My own view is that it is time to dust off the history books and use WWI as an example, particularly because it had the Spanish flu pandemic striking in waves during 1917 and 1918. When you look at the WWI-era stock market, there were 50% swings throughout the war. People who invested in shares of American business were called “stock cowboys” and Andrew Mellon was prompted to introduce the phrase “Gentlemen prefer bonds” into the Wall Street lexicon. The swings were so wild that owning stock was widely regarded as an inherently speculative endeavor (when, in reality, business earnings were stable but the sentiment and outlook for the buyers and sellers changed quickly).
With the Spanish Flu, there were three waves of the pandemic. While there is no expectation that history will repeat, it is logical to brace for the long haul because: (1) either social distancing will prove ineffective and the outbreak of the Coronavirus will continue unabated; or (2) social distancing will prove effective, Americans will return to work, and then the process can repeat with the virus spread starting “anew” until a vaccine arrives.
Throughout American history, the typical bear market has a tendency to last around 18 months. Some, like 1987, were very brief and in fact stocks ended 1987 higher than where it began that year.
My own view is that the fall-out from this outbreak is not over yet and the United States may even seen an unemployment rate north of 20% at some point during the coronavirus pandemic (at first, these numbers won’t look as bad as they seem because many laid-off employees are done so with the understanding they will be brought back as soon as this passes, but the longer the coronavirus shutdown lasts, the more we will see “temporary job losses” become “permanent job losses”).
The implication is that I do not view the current stock market as something that requires “all available/investable cash to be deployed in March 2020.”
I do not view the significant gains (presumably resulting from the $2 trillion stimulus plan) in recent days as the evaporation of opportunity. Rather, I view it as something where it would be appropriate to invest 15-30% of one’s available dry powder to seize some opportunities, but the remainder should be deployed in the months and maybe even year ahead. If there is a rebound that comes quickly, great, the opportunity of low prices was seized in some way. But if the pandemic continues and the bear market continues in a way that resembles bear markets historically and the last pandemic specifically, the opportunities will continue to flow.

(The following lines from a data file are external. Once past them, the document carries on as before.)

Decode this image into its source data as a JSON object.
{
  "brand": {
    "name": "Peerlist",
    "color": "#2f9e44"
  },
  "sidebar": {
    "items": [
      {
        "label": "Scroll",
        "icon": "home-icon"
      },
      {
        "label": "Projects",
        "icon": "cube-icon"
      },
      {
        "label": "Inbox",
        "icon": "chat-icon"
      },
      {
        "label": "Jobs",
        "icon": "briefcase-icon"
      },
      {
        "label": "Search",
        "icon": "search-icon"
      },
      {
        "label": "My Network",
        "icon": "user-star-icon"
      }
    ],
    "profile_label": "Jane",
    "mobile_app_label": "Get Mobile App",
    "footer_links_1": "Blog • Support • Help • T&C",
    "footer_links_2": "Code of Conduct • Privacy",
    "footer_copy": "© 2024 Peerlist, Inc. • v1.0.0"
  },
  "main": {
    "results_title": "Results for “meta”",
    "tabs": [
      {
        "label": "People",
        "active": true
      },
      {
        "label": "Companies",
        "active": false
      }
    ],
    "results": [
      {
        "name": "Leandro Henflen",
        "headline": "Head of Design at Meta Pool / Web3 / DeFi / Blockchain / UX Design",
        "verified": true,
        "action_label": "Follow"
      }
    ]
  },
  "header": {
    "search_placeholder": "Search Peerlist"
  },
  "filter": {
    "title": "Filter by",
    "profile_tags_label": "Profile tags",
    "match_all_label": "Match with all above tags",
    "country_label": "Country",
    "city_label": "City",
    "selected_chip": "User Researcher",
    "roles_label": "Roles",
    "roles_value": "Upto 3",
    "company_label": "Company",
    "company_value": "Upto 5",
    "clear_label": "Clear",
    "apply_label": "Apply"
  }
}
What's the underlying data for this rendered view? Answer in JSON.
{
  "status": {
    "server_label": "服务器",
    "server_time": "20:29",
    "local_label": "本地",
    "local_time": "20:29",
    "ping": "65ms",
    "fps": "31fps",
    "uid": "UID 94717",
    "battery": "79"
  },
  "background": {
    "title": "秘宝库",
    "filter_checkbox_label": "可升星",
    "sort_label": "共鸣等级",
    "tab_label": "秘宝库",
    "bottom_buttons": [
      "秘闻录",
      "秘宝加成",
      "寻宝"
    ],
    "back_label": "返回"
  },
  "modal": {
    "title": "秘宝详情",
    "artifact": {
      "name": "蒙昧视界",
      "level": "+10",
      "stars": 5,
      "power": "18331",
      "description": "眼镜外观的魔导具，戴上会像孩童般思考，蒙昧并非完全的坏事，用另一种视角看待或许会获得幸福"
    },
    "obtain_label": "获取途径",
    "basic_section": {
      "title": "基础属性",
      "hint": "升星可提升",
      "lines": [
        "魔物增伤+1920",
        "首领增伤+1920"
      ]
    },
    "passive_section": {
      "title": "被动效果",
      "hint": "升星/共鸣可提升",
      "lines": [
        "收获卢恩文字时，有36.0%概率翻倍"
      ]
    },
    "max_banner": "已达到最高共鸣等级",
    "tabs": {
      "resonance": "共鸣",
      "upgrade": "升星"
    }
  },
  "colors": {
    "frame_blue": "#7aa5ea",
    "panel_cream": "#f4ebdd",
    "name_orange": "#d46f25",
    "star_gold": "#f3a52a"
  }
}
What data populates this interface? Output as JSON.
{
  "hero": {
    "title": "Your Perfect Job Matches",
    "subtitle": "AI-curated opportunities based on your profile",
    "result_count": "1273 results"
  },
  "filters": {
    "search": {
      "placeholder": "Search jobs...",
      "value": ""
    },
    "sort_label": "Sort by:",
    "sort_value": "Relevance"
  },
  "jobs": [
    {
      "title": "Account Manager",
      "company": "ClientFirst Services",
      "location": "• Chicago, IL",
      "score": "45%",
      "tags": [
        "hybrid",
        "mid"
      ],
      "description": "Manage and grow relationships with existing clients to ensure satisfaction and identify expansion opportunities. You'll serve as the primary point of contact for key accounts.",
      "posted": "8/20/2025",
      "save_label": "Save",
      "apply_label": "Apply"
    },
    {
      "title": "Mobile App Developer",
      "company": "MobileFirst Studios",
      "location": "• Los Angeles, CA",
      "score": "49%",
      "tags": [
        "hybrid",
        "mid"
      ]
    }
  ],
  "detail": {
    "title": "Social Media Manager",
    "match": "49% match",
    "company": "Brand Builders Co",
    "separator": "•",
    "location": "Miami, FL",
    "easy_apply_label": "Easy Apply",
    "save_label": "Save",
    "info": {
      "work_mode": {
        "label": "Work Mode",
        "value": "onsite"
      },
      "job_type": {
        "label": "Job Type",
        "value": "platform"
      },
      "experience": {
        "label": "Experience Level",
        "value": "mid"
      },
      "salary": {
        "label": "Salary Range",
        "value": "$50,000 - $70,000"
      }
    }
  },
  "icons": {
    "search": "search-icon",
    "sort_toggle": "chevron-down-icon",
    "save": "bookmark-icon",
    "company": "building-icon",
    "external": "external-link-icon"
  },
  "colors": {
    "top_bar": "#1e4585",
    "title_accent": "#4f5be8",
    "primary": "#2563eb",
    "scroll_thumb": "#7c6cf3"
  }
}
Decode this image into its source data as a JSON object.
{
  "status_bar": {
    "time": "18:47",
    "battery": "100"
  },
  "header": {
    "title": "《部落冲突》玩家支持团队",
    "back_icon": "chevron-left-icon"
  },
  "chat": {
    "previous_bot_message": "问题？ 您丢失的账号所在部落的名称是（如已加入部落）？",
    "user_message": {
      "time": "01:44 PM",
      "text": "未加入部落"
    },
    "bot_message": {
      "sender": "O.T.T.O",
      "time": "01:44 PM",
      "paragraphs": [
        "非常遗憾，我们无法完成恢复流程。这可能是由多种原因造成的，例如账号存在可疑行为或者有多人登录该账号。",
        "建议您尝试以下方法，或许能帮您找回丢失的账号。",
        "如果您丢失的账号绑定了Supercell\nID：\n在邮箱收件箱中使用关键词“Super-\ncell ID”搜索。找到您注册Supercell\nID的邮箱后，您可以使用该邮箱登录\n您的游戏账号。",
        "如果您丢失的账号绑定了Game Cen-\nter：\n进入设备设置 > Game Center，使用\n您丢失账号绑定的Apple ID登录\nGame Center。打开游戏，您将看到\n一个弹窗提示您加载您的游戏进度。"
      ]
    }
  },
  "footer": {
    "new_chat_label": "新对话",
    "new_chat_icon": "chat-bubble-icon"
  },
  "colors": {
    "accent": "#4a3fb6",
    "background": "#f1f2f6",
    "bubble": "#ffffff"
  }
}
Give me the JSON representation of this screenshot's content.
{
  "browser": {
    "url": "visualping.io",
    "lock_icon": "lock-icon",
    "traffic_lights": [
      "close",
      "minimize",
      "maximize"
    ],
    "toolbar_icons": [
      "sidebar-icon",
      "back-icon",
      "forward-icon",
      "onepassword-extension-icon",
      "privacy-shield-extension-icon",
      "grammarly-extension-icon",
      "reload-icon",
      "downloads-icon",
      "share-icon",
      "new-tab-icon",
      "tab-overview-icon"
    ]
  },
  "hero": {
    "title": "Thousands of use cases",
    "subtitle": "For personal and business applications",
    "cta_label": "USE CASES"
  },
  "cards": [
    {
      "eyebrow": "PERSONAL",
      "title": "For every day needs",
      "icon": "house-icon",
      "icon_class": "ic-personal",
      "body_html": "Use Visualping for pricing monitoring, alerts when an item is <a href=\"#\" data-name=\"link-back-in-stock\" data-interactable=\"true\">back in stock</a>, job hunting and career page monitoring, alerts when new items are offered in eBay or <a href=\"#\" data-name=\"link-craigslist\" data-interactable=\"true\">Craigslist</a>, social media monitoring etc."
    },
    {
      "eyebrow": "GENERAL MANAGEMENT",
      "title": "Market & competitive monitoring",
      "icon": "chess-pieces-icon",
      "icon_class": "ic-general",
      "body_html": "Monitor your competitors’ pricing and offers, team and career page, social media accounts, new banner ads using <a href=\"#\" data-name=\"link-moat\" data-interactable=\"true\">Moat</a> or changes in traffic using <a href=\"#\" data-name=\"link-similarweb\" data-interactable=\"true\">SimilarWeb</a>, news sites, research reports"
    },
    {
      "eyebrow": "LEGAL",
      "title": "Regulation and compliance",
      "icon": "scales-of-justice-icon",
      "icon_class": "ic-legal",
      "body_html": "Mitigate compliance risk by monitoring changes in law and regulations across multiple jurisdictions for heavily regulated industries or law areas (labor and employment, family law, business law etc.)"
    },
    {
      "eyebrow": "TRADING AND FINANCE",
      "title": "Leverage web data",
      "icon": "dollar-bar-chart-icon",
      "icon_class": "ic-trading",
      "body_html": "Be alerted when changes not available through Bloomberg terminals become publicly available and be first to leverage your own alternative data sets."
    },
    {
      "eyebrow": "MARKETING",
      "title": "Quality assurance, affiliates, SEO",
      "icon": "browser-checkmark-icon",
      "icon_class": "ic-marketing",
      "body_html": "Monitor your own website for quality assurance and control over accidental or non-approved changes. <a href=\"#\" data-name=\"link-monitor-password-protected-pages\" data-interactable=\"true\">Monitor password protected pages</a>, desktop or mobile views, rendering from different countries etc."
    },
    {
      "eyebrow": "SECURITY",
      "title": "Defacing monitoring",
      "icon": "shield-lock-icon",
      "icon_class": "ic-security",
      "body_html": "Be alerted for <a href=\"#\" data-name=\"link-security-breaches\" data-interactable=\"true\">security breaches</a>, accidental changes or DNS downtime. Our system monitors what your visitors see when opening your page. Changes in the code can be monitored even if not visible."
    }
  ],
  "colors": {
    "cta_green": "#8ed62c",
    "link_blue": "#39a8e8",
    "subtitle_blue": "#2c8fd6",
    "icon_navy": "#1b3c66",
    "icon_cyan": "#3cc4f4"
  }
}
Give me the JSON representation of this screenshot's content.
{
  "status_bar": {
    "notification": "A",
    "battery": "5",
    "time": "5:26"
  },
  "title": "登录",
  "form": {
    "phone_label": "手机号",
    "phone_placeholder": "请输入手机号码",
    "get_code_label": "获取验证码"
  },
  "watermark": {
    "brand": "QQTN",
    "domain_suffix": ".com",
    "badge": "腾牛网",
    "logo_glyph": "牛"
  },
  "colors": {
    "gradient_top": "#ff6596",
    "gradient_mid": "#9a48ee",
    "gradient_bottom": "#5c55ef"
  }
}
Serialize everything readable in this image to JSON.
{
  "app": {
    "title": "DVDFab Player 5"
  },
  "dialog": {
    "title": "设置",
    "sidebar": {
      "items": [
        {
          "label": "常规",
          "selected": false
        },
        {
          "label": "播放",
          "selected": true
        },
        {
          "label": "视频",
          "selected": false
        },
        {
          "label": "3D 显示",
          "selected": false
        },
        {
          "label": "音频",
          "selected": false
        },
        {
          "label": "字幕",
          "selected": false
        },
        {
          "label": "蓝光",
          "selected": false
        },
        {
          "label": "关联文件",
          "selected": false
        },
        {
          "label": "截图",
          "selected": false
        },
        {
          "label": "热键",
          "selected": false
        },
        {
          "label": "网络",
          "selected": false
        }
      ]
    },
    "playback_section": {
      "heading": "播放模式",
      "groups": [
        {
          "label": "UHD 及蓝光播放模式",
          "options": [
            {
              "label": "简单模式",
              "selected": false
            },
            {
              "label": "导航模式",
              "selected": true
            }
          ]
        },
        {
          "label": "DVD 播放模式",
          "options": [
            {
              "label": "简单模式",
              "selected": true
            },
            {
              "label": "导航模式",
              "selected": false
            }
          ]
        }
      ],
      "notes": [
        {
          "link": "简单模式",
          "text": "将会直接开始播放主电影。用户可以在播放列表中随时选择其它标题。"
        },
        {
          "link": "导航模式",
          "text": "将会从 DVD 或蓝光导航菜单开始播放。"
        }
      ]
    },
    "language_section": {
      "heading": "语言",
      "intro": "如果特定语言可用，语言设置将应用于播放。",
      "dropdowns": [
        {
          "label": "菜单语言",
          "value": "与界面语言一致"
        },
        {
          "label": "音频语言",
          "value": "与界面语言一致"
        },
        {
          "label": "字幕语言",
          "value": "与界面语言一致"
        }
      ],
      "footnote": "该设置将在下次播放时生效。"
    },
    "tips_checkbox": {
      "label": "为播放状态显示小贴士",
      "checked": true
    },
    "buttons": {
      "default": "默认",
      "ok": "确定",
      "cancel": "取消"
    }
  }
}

It is true that cash is like oxygen in that it is ignored when you have it but all you can think about when you don’t.